by Gavin Douglas
CD included in the book
Music in Mainland Southeast Asia is one of several case-study volumes that can be used along with Thinking Musically, the core book in the Global Music Series. Thinking Musically incorporates music from many diverse cultures and establishes the framework for exploring the practice of music around the world. It sets the stage for an array of case-study volumes, each of which focuses on a single area of the world. Each case study uses the contemporary musical situation as a point of departure, covering historical information and traditions as they relate to the present.
Mainland Southeast Asia is a culturally diverse and musically intriguing area, yet the ethnomusicological record lacks coverage of many of its musical and cultural traditions. Placing the music of this region within a social, cultural, and historical context, Music in Mainland Southeast Asia is the first brief, stand-alone volume to profile the under-represented musical traditions of Burma, Cambodia, Thailand, and Vietnam. It also contains the first introduction to Burmese music ever presented in a music textbook. Hmong music, especially qeej, is also included in this book.
Drawing on his extensive fieldwork, author Gavin Douglas frames this survey of Southeast Asian music within three key themes: music and diversity, music and political turmoil, and music and globalization. Each theme lends itself to a discussion of the region's classical musical traditions, folk traditions, and contemporary developments. Uniquely focusing on the people who practice these musical traditions--rather than the locales from which the traditions originate--the text also follows individuals out of their native lands and into diasporic communities throughout the world. A vibrant, thorough introduction, Music in Mainland Southeast Asia is ideal for introductory undergraduate courses in world music or ethnomusicology and for upper-level courses in Southeast Asian music or Southeast Asian culture. Packaged with a 70-minute CD containing musical examples, the text features numerous listening activities that actively engage students with the music and the themes. The companion website includes supplementary materials for instructors.

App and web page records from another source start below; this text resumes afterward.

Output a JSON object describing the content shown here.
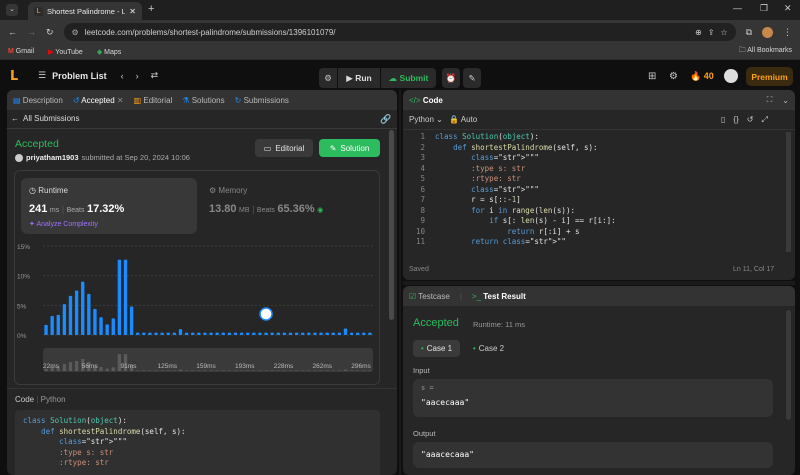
{
  "browser": {
    "tab_title": "Shortest Palindrome - LeetCode",
    "url": "leetcode.com/problems/shortest-palindrome/submissions/1396101079/",
    "bookmarks": [
      "Gmail",
      "YouTube",
      "Maps"
    ],
    "all_bookmarks": "All Bookmarks"
  },
  "nav": {
    "problem_list": "Problem List",
    "run": "Run",
    "submit": "Submit",
    "streak": "40",
    "premium": "Premium"
  },
  "left": {
    "tabs": [
      "Description",
      "Accepted",
      "Editorial",
      "Solutions",
      "Submissions"
    ],
    "all_submissions": "All Submissions",
    "status": "Accepted",
    "user": "priyatham1903",
    "submitted": "submitted at Sep 20, 2024 10:06",
    "editorial_btn": "Editorial",
    "solution_btn": "Solution",
    "runtime": {
      "label": "Runtime",
      "value": "241",
      "unit": "ms",
      "beats_label": "Beats",
      "beats": "17.32%",
      "analyze": "Analyze Complexity"
    },
    "memory": {
      "label": "Memory",
      "value": "13.80",
      "unit": "MB",
      "beats_label": "Beats",
      "beats": "65.36%"
    },
    "code_tabs": [
      "Code",
      "Python"
    ],
    "code_preview": [
      "class Solution(object):",
      "    def shortestPalindrome(self, s):",
      "        \"\"\"",
      "        :type s: str",
      "        :rtype: str"
    ]
  },
  "chart_data": {
    "type": "bar",
    "title": "",
    "ylim": [
      0,
      15
    ],
    "y_ticks": [
      "15%",
      "10%",
      "5%",
      "0%"
    ],
    "x_ticks": [
      "22ms",
      "56ms",
      "91ms",
      "125ms",
      "159ms",
      "193ms",
      "228ms",
      "262ms",
      "296ms"
    ],
    "values": [
      1.7,
      3.2,
      3.4,
      5.2,
      6.6,
      7.5,
      9.0,
      6.9,
      4.4,
      3.0,
      1.8,
      2.8,
      12.7,
      12.7,
      4.8,
      0.4,
      0.4,
      0.4,
      0.4,
      0.4,
      0.4,
      0.4,
      1.0,
      0.4,
      0.4,
      0.4,
      0.4,
      0.4,
      0.4,
      0.4,
      0.4,
      0.4,
      0.4,
      0.4,
      0.4,
      0.4,
      0.4,
      0.4,
      0.4,
      0.4,
      0.4,
      0.4,
      0.4,
      0.4,
      0.4,
      0.4,
      0.4,
      0.4,
      0.4,
      1.1,
      0.4,
      0.4,
      0.4,
      0.4
    ],
    "marker_index": 36,
    "colors": {
      "bar": "#1a8cff",
      "highlight": "#ffffff"
    }
  },
  "editor": {
    "title": "Code",
    "language": "Python",
    "mode": "Auto",
    "lines": [
      "class Solution(object):",
      "    def shortestPalindrome(self, s):",
      "        \"\"\"",
      "        :type s: str",
      "        :rtype: str",
      "        \"\"\"",
      "        r = s[::-1]",
      "        for i in range(len(s)):",
      "            if s[: len(s) - i] == r[i:]:",
      "                return r[:i] + s",
      "        return \"\""
    ],
    "saved": "Saved",
    "cursor": "Ln 11, Col 17"
  },
  "result": {
    "tab_testcase": "Testcase",
    "tab_result": "Test Result",
    "status": "Accepted",
    "runtime": "Runtime: 11 ms",
    "cases": [
      "Case 1",
      "Case 2"
    ],
    "input_label": "Input",
    "var": "s =",
    "input": "\"aacecaaa\"",
    "output_label": "Output",
    "output": "\"aaacecaaa\""
  }
}
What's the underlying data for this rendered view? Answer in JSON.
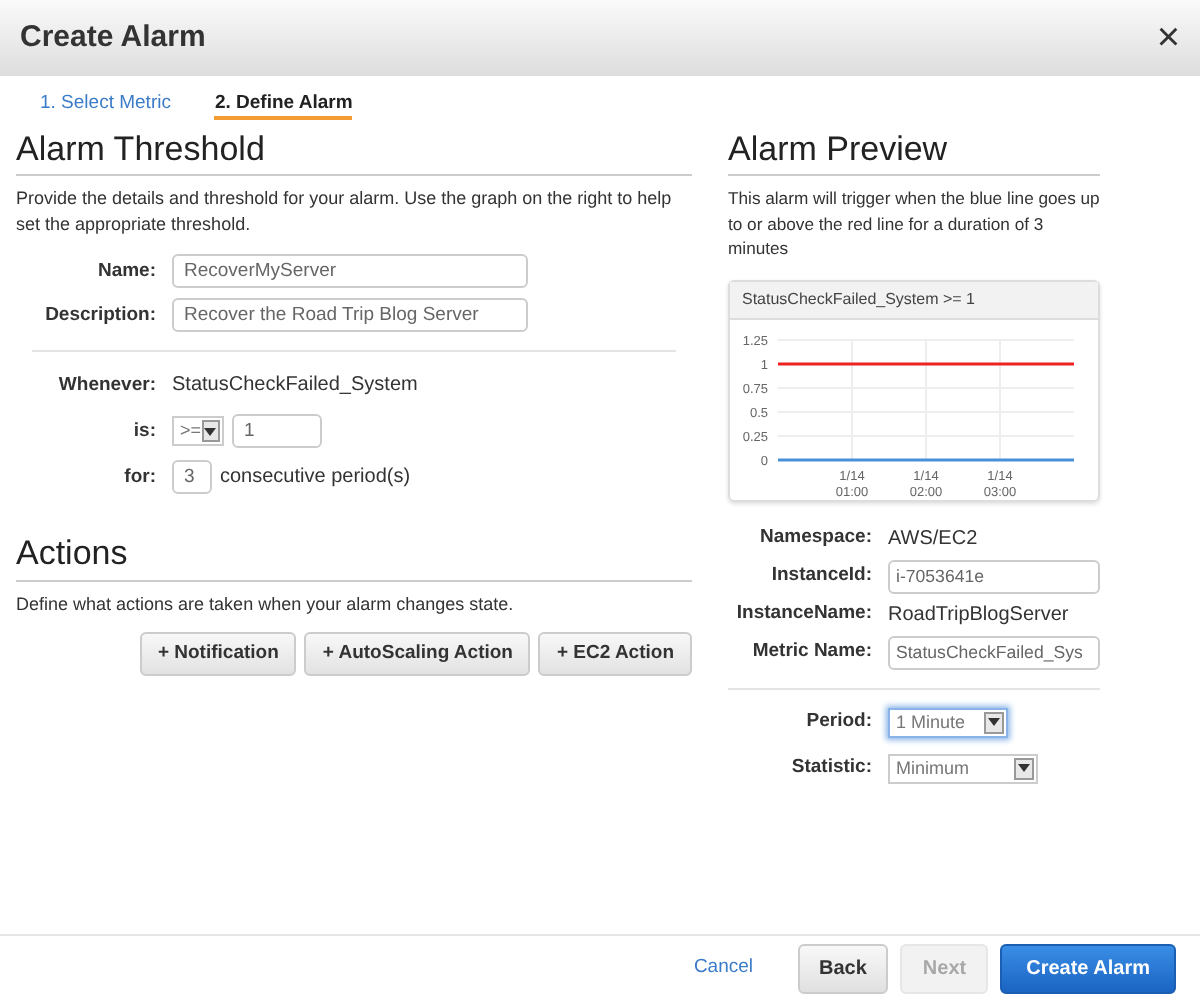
{
  "window": {
    "title": "Create Alarm",
    "close": "×"
  },
  "steps": [
    {
      "label": "1. Select Metric",
      "selected": false
    },
    {
      "label": "2. Define Alarm",
      "selected": true
    }
  ],
  "threshold": {
    "heading": "Alarm Threshold",
    "intro": "Provide the details and threshold for your alarm. Use the graph on the right to help set the appropriate threshold.",
    "fields": [
      {
        "kind": "text",
        "label": "Name:",
        "value": "RecoverMyServer"
      },
      {
        "kind": "text",
        "label": "Description:",
        "value": "Recover the Road Trip Blog Server"
      }
    ],
    "condition": [
      {
        "kind": "static",
        "label": "Whenever:",
        "value": "StatusCheckFailed_System"
      },
      {
        "kind": "compare",
        "label": "is:",
        "operator": ">=",
        "value": "1"
      },
      {
        "kind": "periods",
        "label": "for:",
        "value": "3",
        "suffix": "consecutive period(s)"
      }
    ]
  },
  "actions": {
    "heading": "Actions",
    "intro": "Define what actions are taken when your alarm changes state.",
    "buttons": [
      "+ Notification",
      "+ AutoScaling Action",
      "+ EC2 Action"
    ]
  },
  "preview": {
    "heading": "Alarm Preview",
    "intro": "This alarm will trigger when the blue line goes up to or above the red line for a duration of 3 minutes",
    "chart_data": {
      "type": "line",
      "grid": true,
      "title": "StatusCheckFailed_System >= 1",
      "categories": [
        null,
        "1/14 01:00",
        "1/14 02:00",
        "1/14 03:00",
        null
      ],
      "ylim": [
        0,
        1.25
      ],
      "yticks": [
        0,
        0.25,
        0.5,
        0.75,
        1,
        1.25
      ],
      "series": [
        {
          "color": "#ee2222",
          "values": [
            1,
            1,
            1,
            1,
            1
          ]
        },
        {
          "color": "#4a90d9",
          "values": [
            0,
            0,
            0,
            0,
            0
          ]
        }
      ]
    },
    "details": [
      {
        "kind": "static",
        "label": "Namespace:",
        "value": "AWS/EC2"
      },
      {
        "kind": "input",
        "label": "InstanceId:",
        "value": "i-7053641e"
      },
      {
        "kind": "static",
        "label": "InstanceName:",
        "value": "RoadTripBlogServer"
      },
      {
        "kind": "input",
        "label": "Metric Name:",
        "value": "StatusCheckFailed_Sys"
      }
    ],
    "settings": [
      {
        "label": "Period:",
        "value": "1 Minute",
        "focused": true
      },
      {
        "label": "Statistic:",
        "value": "Minimum",
        "focused": false
      }
    ]
  },
  "footer": [
    {
      "kind": "link",
      "label": "Cancel",
      "disabled": false
    },
    {
      "kind": "button",
      "label": "Back",
      "disabled": false
    },
    {
      "kind": "button",
      "label": "Next",
      "disabled": true
    },
    {
      "kind": "primary",
      "label": "Create Alarm",
      "disabled": false
    }
  ]
}
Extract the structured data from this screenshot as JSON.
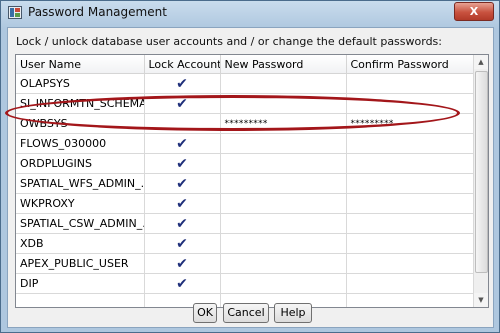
{
  "window": {
    "title": "Password Management",
    "close_glyph": "X"
  },
  "instructions": "Lock / unlock database user accounts and / or change the default passwords:",
  "table": {
    "columns": [
      "User Name",
      "Lock Account?",
      "New Password",
      "Confirm Password"
    ],
    "rows": [
      {
        "user": "OLAPSYS",
        "locked": true,
        "new_password": "",
        "confirm_password": ""
      },
      {
        "user": "SI_INFORMTN_SCHEMA",
        "locked": true,
        "new_password": "",
        "confirm_password": ""
      },
      {
        "user": "OWBSYS",
        "locked": false,
        "new_password": "*********",
        "confirm_password": "*********"
      },
      {
        "user": "FLOWS_030000",
        "locked": true,
        "new_password": "",
        "confirm_password": ""
      },
      {
        "user": "ORDPLUGINS",
        "locked": true,
        "new_password": "",
        "confirm_password": ""
      },
      {
        "user": "SPATIAL_WFS_ADMIN_...",
        "locked": true,
        "new_password": "",
        "confirm_password": ""
      },
      {
        "user": "WKPROXY",
        "locked": true,
        "new_password": "",
        "confirm_password": ""
      },
      {
        "user": "SPATIAL_CSW_ADMIN_...",
        "locked": true,
        "new_password": "",
        "confirm_password": ""
      },
      {
        "user": "XDB",
        "locked": true,
        "new_password": "",
        "confirm_password": ""
      },
      {
        "user": "APEX_PUBLIC_USER",
        "locked": true,
        "new_password": "",
        "confirm_password": ""
      },
      {
        "user": "DIP",
        "locked": true,
        "new_password": "",
        "confirm_password": ""
      },
      {
        "user": "",
        "locked": false,
        "new_password": "",
        "confirm_password": ""
      }
    ]
  },
  "buttons": {
    "ok": "OK",
    "cancel": "Cancel",
    "help": "Help"
  },
  "checkmark_glyph": "✔",
  "colors": {
    "annotation": "#a3161a",
    "checkmark": "#1f2f7a"
  }
}
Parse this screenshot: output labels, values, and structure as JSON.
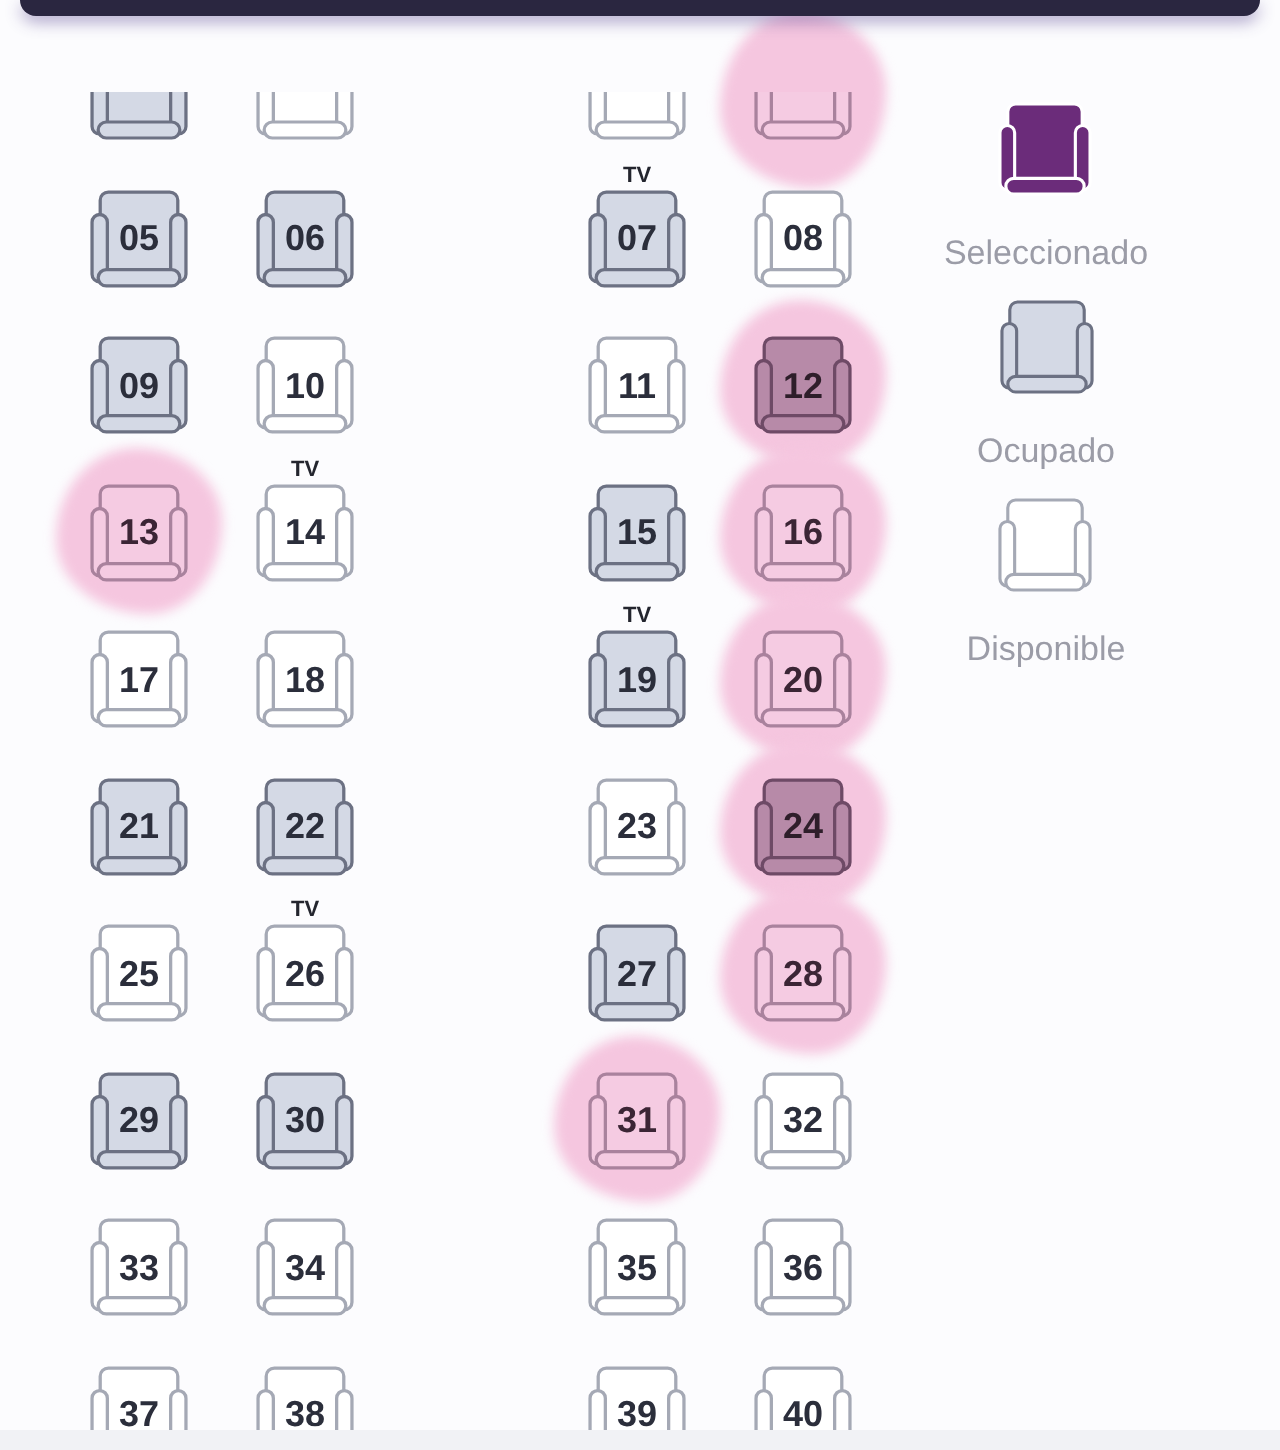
{
  "seat_rows": [
    {
      "clipped_top": true,
      "clipped_bottom": false,
      "seats": [
        {
          "occupied": true,
          "highlighted": false
        },
        {
          "occupied": false,
          "highlighted": false
        },
        {
          "occupied": false,
          "highlighted": false
        },
        {
          "occupied": false,
          "highlighted": true
        }
      ]
    },
    {
      "clipped_top": false,
      "clipped_bottom": false,
      "seats": [
        {
          "number": "05",
          "occupied": true,
          "highlighted": false
        },
        {
          "number": "06",
          "occupied": true,
          "highlighted": false
        },
        {
          "number": "07",
          "occupied": true,
          "highlighted": false,
          "tag": "TV"
        },
        {
          "number": "08",
          "occupied": false,
          "highlighted": false
        }
      ]
    },
    {
      "clipped_top": false,
      "clipped_bottom": false,
      "seats": [
        {
          "number": "09",
          "occupied": true,
          "highlighted": false
        },
        {
          "number": "10",
          "occupied": false,
          "highlighted": false
        },
        {
          "number": "11",
          "occupied": false,
          "highlighted": false
        },
        {
          "number": "12",
          "occupied": true,
          "highlighted": true
        }
      ]
    },
    {
      "clipped_top": false,
      "clipped_bottom": false,
      "seats": [
        {
          "number": "13",
          "occupied": false,
          "highlighted": true
        },
        {
          "number": "14",
          "occupied": false,
          "highlighted": false,
          "tag": "TV"
        },
        {
          "number": "15",
          "occupied": true,
          "highlighted": false
        },
        {
          "number": "16",
          "occupied": false,
          "highlighted": true
        }
      ]
    },
    {
      "clipped_top": false,
      "clipped_bottom": false,
      "seats": [
        {
          "number": "17",
          "occupied": false,
          "highlighted": false
        },
        {
          "number": "18",
          "occupied": false,
          "highlighted": false
        },
        {
          "number": "19",
          "occupied": true,
          "highlighted": false,
          "tag": "TV"
        },
        {
          "number": "20",
          "occupied": false,
          "highlighted": true
        }
      ]
    },
    {
      "clipped_top": false,
      "clipped_bottom": false,
      "seats": [
        {
          "number": "21",
          "occupied": true,
          "highlighted": false
        },
        {
          "number": "22",
          "occupied": true,
          "highlighted": false
        },
        {
          "number": "23",
          "occupied": false,
          "highlighted": false
        },
        {
          "number": "24",
          "occupied": true,
          "highlighted": true
        }
      ]
    },
    {
      "clipped_top": false,
      "clipped_bottom": false,
      "seats": [
        {
          "number": "25",
          "occupied": false,
          "highlighted": false
        },
        {
          "number": "26",
          "occupied": false,
          "highlighted": false,
          "tag": "TV"
        },
        {
          "number": "27",
          "occupied": true,
          "highlighted": false
        },
        {
          "number": "28",
          "occupied": false,
          "highlighted": true
        }
      ]
    },
    {
      "clipped_top": false,
      "clipped_bottom": false,
      "seats": [
        {
          "number": "29",
          "occupied": true,
          "highlighted": false
        },
        {
          "number": "30",
          "occupied": true,
          "highlighted": false
        },
        {
          "number": "31",
          "occupied": false,
          "highlighted": true
        },
        {
          "number": "32",
          "occupied": false,
          "highlighted": false
        }
      ]
    },
    {
      "clipped_top": false,
      "clipped_bottom": false,
      "seats": [
        {
          "number": "33",
          "occupied": false,
          "highlighted": false
        },
        {
          "number": "34",
          "occupied": false,
          "highlighted": false
        },
        {
          "number": "35",
          "occupied": false,
          "highlighted": false
        },
        {
          "number": "36",
          "occupied": false,
          "highlighted": false
        }
      ]
    },
    {
      "clipped_top": false,
      "clipped_bottom": true,
      "seats": [
        {
          "number": "37",
          "occupied": false,
          "highlighted": false
        },
        {
          "number": "38",
          "occupied": false,
          "highlighted": false
        },
        {
          "number": "39",
          "occupied": false,
          "highlighted": false
        },
        {
          "number": "40",
          "occupied": false,
          "highlighted": false
        }
      ]
    }
  ],
  "legend": [
    {
      "kind": "selected",
      "label": "Seleccionado"
    },
    {
      "kind": "occupied",
      "label": "Ocupado"
    },
    {
      "kind": "available",
      "label": "Disponible"
    }
  ]
}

Gavin Douglas is Associate Professor of Ethnomusicology at The University of North Carolina at Greensboro. He has conducted research throughout mainland Southeast Asia with particular attention to Burma/Myanmar and has published his findings in numerous articles and encyclopedia entries. In addition to writing about music he plays guitar, Irish flute, and Burmese harp.